→ Supplied material:
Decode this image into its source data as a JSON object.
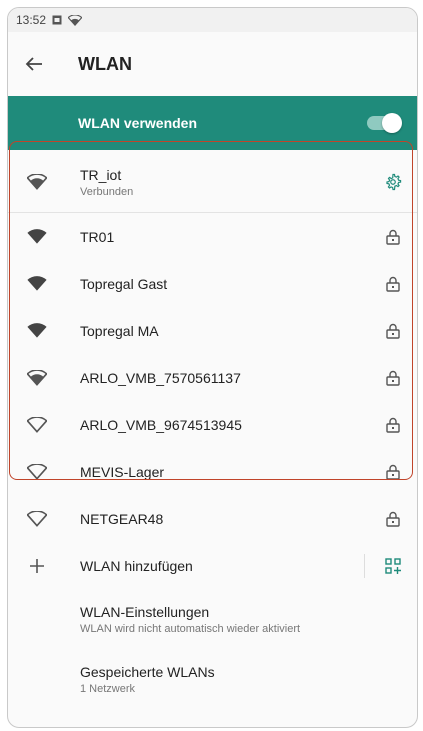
{
  "status": {
    "time": "13:52"
  },
  "appbar": {
    "title": "WLAN"
  },
  "master": {
    "label": "WLAN verwenden"
  },
  "connected": {
    "name": "TR_iot",
    "status": "Verbunden"
  },
  "networks": [
    {
      "name": "TR01",
      "signal": "full"
    },
    {
      "name": "Topregal Gast",
      "signal": "full"
    },
    {
      "name": "Topregal MA",
      "signal": "full"
    },
    {
      "name": "ARLO_VMB_7570561137",
      "signal": "partial"
    },
    {
      "name": "ARLO_VMB_9674513945",
      "signal": "outline"
    },
    {
      "name": "MEVIS-Lager",
      "signal": "outline"
    },
    {
      "name": "NETGEAR48",
      "signal": "outline"
    }
  ],
  "add": {
    "label": "WLAN hinzufügen"
  },
  "settings": [
    {
      "title": "WLAN-Einstellungen",
      "subtitle": "WLAN wird nicht automatisch wieder aktiviert"
    },
    {
      "title": "Gespeicherte WLANs",
      "subtitle": "1 Netzwerk"
    }
  ],
  "colors": {
    "accent": "#1f8b7b",
    "highlight": "#c0442a"
  }
}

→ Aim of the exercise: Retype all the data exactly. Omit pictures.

→ Answer area:
Decode this image into its source data as a JSON object.
{
  "status": {
    "time": "13:52"
  },
  "appbar": {
    "title": "WLAN"
  },
  "master": {
    "label": "WLAN verwenden"
  },
  "connected": {
    "name": "TR_iot",
    "status": "Verbunden"
  },
  "networks": [
    {
      "name": "TR01",
      "signal": "full"
    },
    {
      "name": "Topregal Gast",
      "signal": "full"
    },
    {
      "name": "Topregal MA",
      "signal": "full"
    },
    {
      "name": "ARLO_VMB_7570561137",
      "signal": "partial"
    },
    {
      "name": "ARLO_VMB_9674513945",
      "signal": "outline"
    },
    {
      "name": "MEVIS-Lager",
      "signal": "outline"
    },
    {
      "name": "NETGEAR48",
      "signal": "outline"
    }
  ],
  "add": {
    "label": "WLAN hinzufügen"
  },
  "settings": [
    {
      "title": "WLAN-Einstellungen",
      "subtitle": "WLAN wird nicht automatisch wieder aktiviert"
    },
    {
      "title": "Gespeicherte WLANs",
      "subtitle": "1 Netzwerk"
    }
  ],
  "colors": {
    "accent": "#1f8b7b",
    "highlight": "#c0442a"
  }
}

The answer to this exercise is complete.